All of the data that follows should be retyped exactly as it appears.
##### PROVIDED INFORMATION
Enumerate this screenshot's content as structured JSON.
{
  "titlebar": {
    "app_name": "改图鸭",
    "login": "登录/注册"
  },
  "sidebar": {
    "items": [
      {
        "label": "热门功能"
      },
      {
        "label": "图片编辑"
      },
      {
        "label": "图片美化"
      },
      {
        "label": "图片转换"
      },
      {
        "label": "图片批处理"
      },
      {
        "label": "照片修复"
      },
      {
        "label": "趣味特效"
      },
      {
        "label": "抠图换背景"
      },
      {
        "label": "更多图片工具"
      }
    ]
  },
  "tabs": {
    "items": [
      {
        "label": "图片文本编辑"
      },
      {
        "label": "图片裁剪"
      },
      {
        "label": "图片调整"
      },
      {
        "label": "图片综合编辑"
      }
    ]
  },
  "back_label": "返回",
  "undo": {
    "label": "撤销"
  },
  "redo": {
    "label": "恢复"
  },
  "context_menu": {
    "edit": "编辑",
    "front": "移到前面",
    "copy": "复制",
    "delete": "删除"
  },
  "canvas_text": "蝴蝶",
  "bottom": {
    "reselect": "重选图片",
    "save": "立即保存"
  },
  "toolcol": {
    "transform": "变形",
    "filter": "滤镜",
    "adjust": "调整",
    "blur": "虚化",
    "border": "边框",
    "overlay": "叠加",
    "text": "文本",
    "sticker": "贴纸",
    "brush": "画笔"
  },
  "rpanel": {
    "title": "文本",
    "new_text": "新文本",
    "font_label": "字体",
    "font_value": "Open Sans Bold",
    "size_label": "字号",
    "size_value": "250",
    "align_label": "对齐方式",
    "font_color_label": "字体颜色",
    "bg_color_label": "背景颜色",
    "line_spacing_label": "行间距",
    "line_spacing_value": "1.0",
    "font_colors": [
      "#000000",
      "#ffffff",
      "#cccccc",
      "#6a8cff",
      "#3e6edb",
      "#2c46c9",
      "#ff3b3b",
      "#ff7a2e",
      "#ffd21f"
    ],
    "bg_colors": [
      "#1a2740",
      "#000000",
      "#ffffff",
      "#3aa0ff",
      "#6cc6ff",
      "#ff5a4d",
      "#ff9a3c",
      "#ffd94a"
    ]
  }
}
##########
YOUR SOLUTION
Enumerate this screenshot's content as structured JSON.
{
  "titlebar": {
    "app_name": "改图鸭",
    "login": "登录/注册"
  },
  "sidebar": {
    "items": [
      {
        "label": "热门功能"
      },
      {
        "label": "图片编辑"
      },
      {
        "label": "图片美化"
      },
      {
        "label": "图片转换"
      },
      {
        "label": "图片批处理"
      },
      {
        "label": "照片修复"
      },
      {
        "label": "趣味特效"
      },
      {
        "label": "抠图换背景"
      },
      {
        "label": "更多图片工具"
      }
    ]
  },
  "tabs": {
    "items": [
      {
        "label": "图片文本编辑"
      },
      {
        "label": "图片裁剪"
      },
      {
        "label": "图片调整"
      },
      {
        "label": "图片综合编辑"
      }
    ]
  },
  "back_label": "返回",
  "undo": {
    "label": "撤销"
  },
  "redo": {
    "label": "恢复"
  },
  "context_menu": {
    "edit": "编辑",
    "front": "移到前面",
    "copy": "复制",
    "delete": "删除"
  },
  "canvas_text": "蝴蝶",
  "bottom": {
    "reselect": "重选图片",
    "save": "立即保存"
  },
  "toolcol": {
    "transform": "变形",
    "filter": "滤镜",
    "adjust": "调整",
    "blur": "虚化",
    "border": "边框",
    "overlay": "叠加",
    "text": "文本",
    "sticker": "贴纸",
    "brush": "画笔"
  },
  "rpanel": {
    "title": "文本",
    "new_text": "新文本",
    "font_label": "字体",
    "font_value": "Open Sans Bold",
    "size_label": "字号",
    "size_value": "250",
    "align_label": "对齐方式",
    "font_color_label": "字体颜色",
    "bg_color_label": "背景颜色",
    "line_spacing_label": "行间距",
    "line_spacing_value": "1.0",
    "font_colors": [
      "#000000",
      "#ffffff",
      "#cccccc",
      "#6a8cff",
      "#3e6edb",
      "#2c46c9",
      "#ff3b3b",
      "#ff7a2e",
      "#ffd21f"
    ],
    "bg_colors": [
      "#1a2740",
      "#000000",
      "#ffffff",
      "#3aa0ff",
      "#6cc6ff",
      "#ff5a4d",
      "#ff9a3c",
      "#ffd94a"
    ]
  }
}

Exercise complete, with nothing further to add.